But in Italy, they seem to have a dizzying number of names for places that, ostensibly, all seem like sit down restaurants: trattoria, ristorante, osteria, enoteca, and the list goes on.
When you're out in Italy, how do you know what you're getting? There are basically five grades of sit-down restaurant, two types of wine bars, and two main types of take-out place.
- Ristorante - This is the top grade of Italian dining establishments, with conscientious service, fine dining plating and dishes, and often a well-known chef.
- Trattoria - Trattorias are wonderful casual places to eat, whether for a pre-set lunch menu or a dinner out. They focus on typical Italian fare, without the fusion flare you may see in ristorantes.
- Osteria - Osterias are much like trattorias, but a bit more casual with a focus on regional specialties.
- Tavola Calda - In a tavola calda, there is typically no table service. You choose your food from a cafeteria style serving set up. These are primarily in Florence.
- Pizzeria - In Italy, pizzarias are sit-down restaurants that predominantly serve pizza with wine, a variety of salads, and a few pasta selections.
- Enoteca - For a more formal wine tasting experience in line with American wine bars, head to an enoteca. Today, many are high-design and high-tech, though the food options are typically limited.
- Taverna - Tavernas are more old-fashioned, like an Italian version of a British pub, with wine instead of beer. Food is very traditional, simple fare.
- Pizza a taglio - For a slice of pizza on the run, look for a pizza a taglio (literally: by the slice). There may be limited seating, but squares of pizza, calzones, and occasionally some desserts are packaged up to take away.
- Rosticceria - Unlike pizza a taglio places, which expect people to be eating their food on the go, rosticcerias typically serve hot food, primarily meat and roast vegetable dishes, to take and eat at home. If you're looking for an entire chicken, this is the place.
As you may have seen recently via email, I was fortunate to be selected to speak on a panel at the New York Times Travel Show earlier this month with several other Italian travel specialist:
- Kathy McCabe from the Dream of Italy magazine
- Steve Perillo of Perillo Tours
- Dominic Siano of Tour Italy now
In "How to Plan a Luxurious (But Affordable) Italian Vacation," Susan Van Allen, a friend and author of "100 Places in Italy Every Woman Should Go" and "Letters from Italy," moderated a panel of experts to help travelers enjoy Italian luxury without breaking the bank.
To be completely honest, I was very nervous beforehand. Though I've been leading tours for decades, that's different than sitting, facing a group of people you don't know at all, and hoping they're interested in what you're saying!
I ended up being very surprised though, because the other panelists didn't have a lot to say and ended up taking notes on what I was saying (!). In particular, I talked about the kind of experiences that a travel specialist can arrange for you through the people they know in Italy that can really add a sense of luxury to your experience even without an over-the-top price tag.
Watch my whole talk on YouTube here or the embedded video above.
Shopping in Italy is kind of inevitable.
You may end up with a suitcase full of gourmet goodies or wine bottles (here’s how to pack them), housewares or high fashion.
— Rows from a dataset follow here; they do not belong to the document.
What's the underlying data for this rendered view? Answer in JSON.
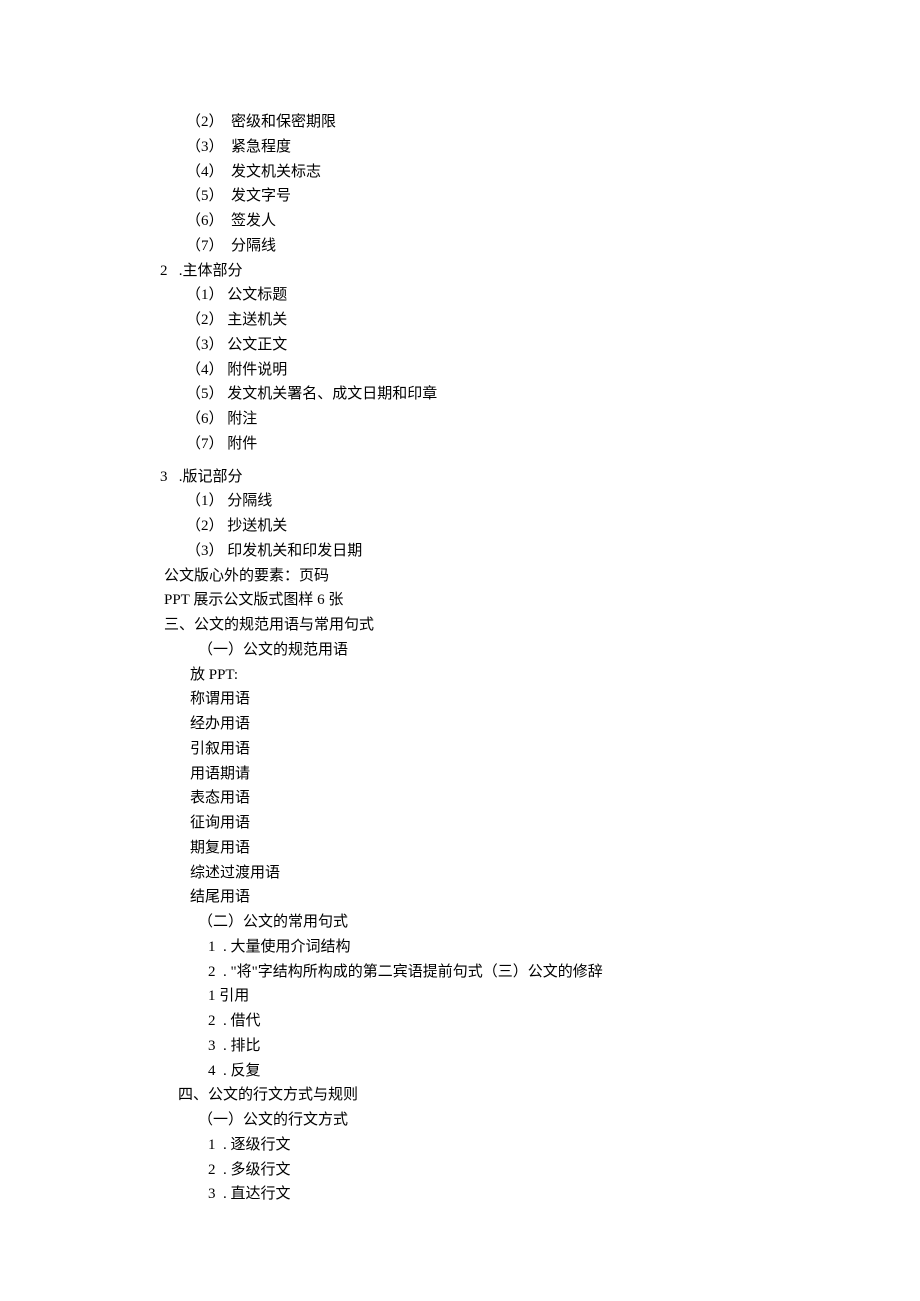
{
  "lines": [
    {
      "cls": "indent-2",
      "text": "（2）  密级和保密期限"
    },
    {
      "cls": "indent-2",
      "text": "（3）  紧急程度"
    },
    {
      "cls": "indent-2",
      "text": "（4）  发文机关标志"
    },
    {
      "cls": "indent-2",
      "text": "（5）  发文字号"
    },
    {
      "cls": "indent-2",
      "text": "（6）  签发人"
    },
    {
      "cls": "indent-2",
      "text": "（7）  分隔线"
    },
    {
      "cls": "num-indent",
      "text": "2   .主体部分"
    },
    {
      "cls": "indent-2",
      "text": "（1） 公文标题"
    },
    {
      "cls": "indent-2",
      "text": "（2） 主送机关"
    },
    {
      "cls": "indent-2",
      "text": "（3） 公文正文"
    },
    {
      "cls": "indent-2",
      "text": "（4） 附件说明"
    },
    {
      "cls": "indent-2",
      "text": "（5） 发文机关署名、成文日期和印章"
    },
    {
      "cls": "indent-2",
      "text": "（6） 附注"
    },
    {
      "cls": "indent-2",
      "text": "（7） 附件"
    },
    {
      "cls": "num-indent gap-top",
      "text": "3   .版记部分"
    },
    {
      "cls": "indent-2",
      "text": "（1） 分隔线"
    },
    {
      "cls": "indent-2",
      "text": "（2） 抄送机关"
    },
    {
      "cls": "indent-2",
      "text": "（3） 印发机关和印发日期"
    },
    {
      "cls": "indent-1b",
      "text": "公文版心外的要素：页码"
    },
    {
      "cls": "indent-1b",
      "text": "PPT 展示公文版式图样 6 张"
    },
    {
      "cls": "indent-1b",
      "text": "三、公文的规范用语与常用句式"
    },
    {
      "cls": "indent-3",
      "text": "（一）公文的规范用语"
    },
    {
      "cls": "indent-2b",
      "text": "放 PPT:"
    },
    {
      "cls": "indent-2b",
      "text": "称谓用语"
    },
    {
      "cls": "indent-2b",
      "text": "经办用语"
    },
    {
      "cls": "indent-2b",
      "text": "引叙用语"
    },
    {
      "cls": "indent-2b",
      "text": "用语期请"
    },
    {
      "cls": "indent-2b",
      "text": "表态用语"
    },
    {
      "cls": "indent-2b",
      "text": "征询用语"
    },
    {
      "cls": "indent-2b",
      "text": "期复用语"
    },
    {
      "cls": "indent-2b",
      "text": "综述过渡用语"
    },
    {
      "cls": "indent-2b",
      "text": "结尾用语"
    },
    {
      "cls": "indent-3",
      "text": "（二）公文的常用句式"
    },
    {
      "cls": "indent-4",
      "text": "1  . 大量使用介词结构"
    },
    {
      "cls": "indent-4",
      "text": "2  . \"将\"字结构所构成的第二宾语提前句式（三）公文的修辞"
    },
    {
      "cls": "indent-4",
      "text": "1 引用"
    },
    {
      "cls": "indent-4",
      "text": "2  . 借代"
    },
    {
      "cls": "indent-4",
      "text": "3  . 排比"
    },
    {
      "cls": "indent-4",
      "text": "4  . 反复"
    },
    {
      "cls": "indent-5",
      "text": "四、公文的行文方式与规则"
    },
    {
      "cls": "indent-3",
      "text": "（一）公文的行文方式"
    },
    {
      "cls": "indent-4",
      "text": "1  . 逐级行文"
    },
    {
      "cls": "indent-4",
      "text": "2  . 多级行文"
    },
    {
      "cls": "indent-4",
      "text": "3  . 直达行文"
    }
  ]
}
But first you have to navigate the cultural nuances of shopping in Italy.
Opening and Closing Times
Shops open on the later side, often around 10 am. Most non-chain shops, boutiques and handicraft shops close for an extended lunch from 12:30 or 1pm to 3 or 4 pm. In small towns, absolutely everything will close.
In major city centers, most things stay upon through the lunch break. Stores, even in smaller towns, are open later to compensate, usually till around 7:30 or 8 pm.
Trying Things On
When you arrive, you must say hello (buongiorno during the day and buona sera in the afternoon) to start a respectful relationship with the shop keeper. Otherwise they will find you very rude.
You, on the other hand, might find it rude when salespeople come into your dressing room while you’re trying things on to help you squeeze into a tight pair of jeans. Salespeople in Italy are very hands on, but it is just because they are passionate about helping you find something you like.
Buying and Exchanging
Commas replace a periods on price tags, and tax is already included. You can’t pay anything that is less than EU10 or 20 Euros with a credit card. Always bring cash with you for the smaller purchases.
Credit cards are not widely accepted, but bring your passport or another photo ID if you plan to make a large purchase with your credit card. Many stores will send you away if you are not able to provide photo ID with your credit card.
Be very confident before you purchase anything, because store exchanges essentially don’t exist.
Photo by Flickr user Time Stands Still
Even though cell phones are so ubiquitous in Italy that even the most elegant, old-fashioned grandmother has four in different colors to match every outfit, it can still be difficult, if not expensive to stay in touch with the U.S. while you’re in Italy if you don’t plan ahead.